Providing all students
with a rigorous
of study is a moral
graduates need the academic skills
that will help them achieve success in
a variety of postsecondary pursuits—
whether two-year colleges, apprenticeships, or other training programs—as
well as in a career.
One School District’s Journey
During my tenure in the mid-1990s
as superintendent of schools for the
San Jose Unified School District in
California, we raised our graduation
requirements to coincide with the
minimum entrance requirements for the
© SUSIE FITZHUGH
state of California’s public universities.
We did this with some trepidation
because there were no urban districts
like ours to look to for guidance.
Our rationale was simple. First, we
believed that all graduates should have
the option to go on to college if they
chose. A two-tiered education system
that determined early on whether
students were “college material”—or
not—was simply wrong.
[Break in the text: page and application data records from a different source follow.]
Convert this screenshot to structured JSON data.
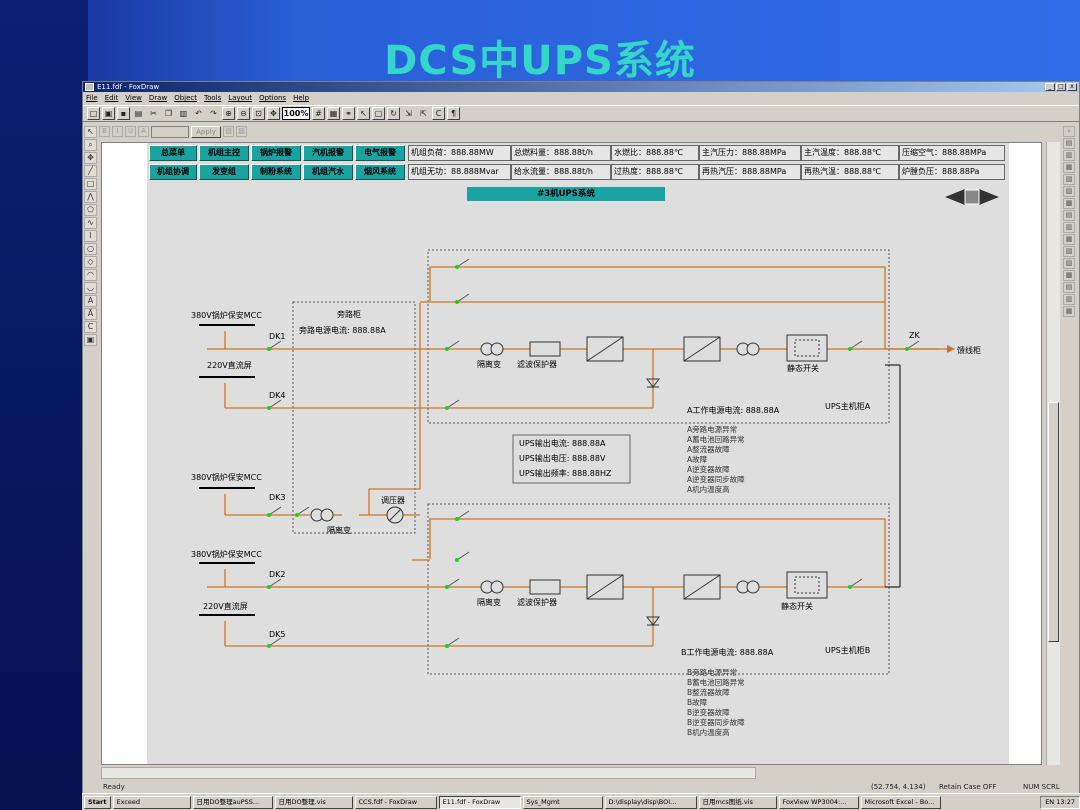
{
  "slide": {
    "title": "DCS中UPS系统"
  },
  "window": {
    "title": "E11.fdf - FoxDraw",
    "buttons": [
      "_",
      "□",
      "x"
    ]
  },
  "menu": [
    "File",
    "Edit",
    "View",
    "Draw",
    "Object",
    "Tools",
    "Layout",
    "Options",
    "Help"
  ],
  "toolbar": {
    "zoom": "100%",
    "apply_label": "Apply"
  },
  "nav_buttons": [
    [
      "总菜单",
      "机组主控",
      "锅炉报警",
      "汽机报警",
      "电气报警"
    ],
    [
      "机组协调",
      "发变组",
      "制粉系统",
      "机组汽水",
      "烟风系统"
    ]
  ],
  "info_cells": [
    [
      "机组负荷：888.88MW",
      "总燃料量：888.88t/h",
      "水燃比：888.88℃",
      "主汽压力：888.88MPa",
      "主汽温度：888.88℃",
      "压缩空气：888.88MPa"
    ],
    [
      "机组无功：88.888Mvar",
      "给水流量：888.88t/h",
      "过热度：888.88℃",
      "再热汽压：888.88MPa",
      "再热汽温：888.88℃",
      "炉膛负压：888.88Pa"
    ]
  ],
  "diagram": {
    "banner": "#3机UPS系统",
    "labels": {
      "mcc1": "380V锅炉保安MCC",
      "dc1": "220V直流屏",
      "mcc2": "380V锅炉保安MCC",
      "mcc3": "380V锅炉保安MCC",
      "dc2": "220V直流屏",
      "dk1": "DK1",
      "dk4": "DK4",
      "dk3": "DK3",
      "dk2": "DK2",
      "dk5": "DK5",
      "bypass_cabinet": "旁路柜",
      "bypass_current": "旁路电源电流:   888.88A",
      "iso_a": "隔离变",
      "filter_a": "滤波保护器",
      "static_a": "静态开关",
      "iso_b": "隔离变",
      "filter_b": "滤波保护器",
      "static_b": "静态开关",
      "iso_bypass": "隔离变",
      "regulator": "调压器",
      "zk": "ZK",
      "load": "馈线柜",
      "a_current": "A工作电源电流: 888.88A",
      "a_host": "UPS主机柜A",
      "b_current": "B工作电源电流: 888.88A",
      "b_host": "UPS主机柜B"
    },
    "ups_output": [
      "UPS输出电流:  888.88A",
      "UPS输出电压:  888.88V",
      "UPS输出频率:  888.88HZ"
    ],
    "alarms_a": [
      "A旁路电源异常",
      "A蓄电池回路异常",
      "A整流器故障",
      "A故障",
      "A逆变器故障",
      "A逆变器同步故障",
      "A机内温度高"
    ],
    "alarms_b": [
      "B旁路电源异常",
      "B蓄电池回路异常",
      "B整流器故障",
      "B故障",
      "B逆变器故障",
      "B逆变器同步故障",
      "B机内温度高"
    ]
  },
  "status": {
    "left": "Ready",
    "coords": "(52.754, 4.134)",
    "case": "Retain Case OFF",
    "num": "NUM SCRL"
  },
  "taskbar": {
    "items": [
      "Start",
      "Exceed",
      "日用DO整理auPSS...",
      "日用DO整理.vis",
      "CCS.fdf - FoxDraw",
      "E11.fdf - FoxDraw",
      "Sys_Mgmt",
      "D:\\display\\disp\\BOI...",
      "日用mcs图纸.vis",
      "FoxView WP3004:...",
      "Microsoft Excel - Bo..."
    ],
    "clock": "13:27",
    "lang": "EN"
  },
  "colors": {
    "wire": "#c8781e",
    "teal": "#1aa3a0",
    "switch_green": "#22cc22",
    "slide_title": "#33d6c8"
  }
}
It was time
to stop limiting postsecondary options
for most students, particularly low-
income students and students of color,
the majority of the students we served.
For us, providing all students with a
rigorous academic course of study was
a moral imperative, necessary to elevate
the value of a high school diploma for
students grossly underserved by our
schools. For them, the diploma had
been little more than an empty promise.
We wanted it to be much more.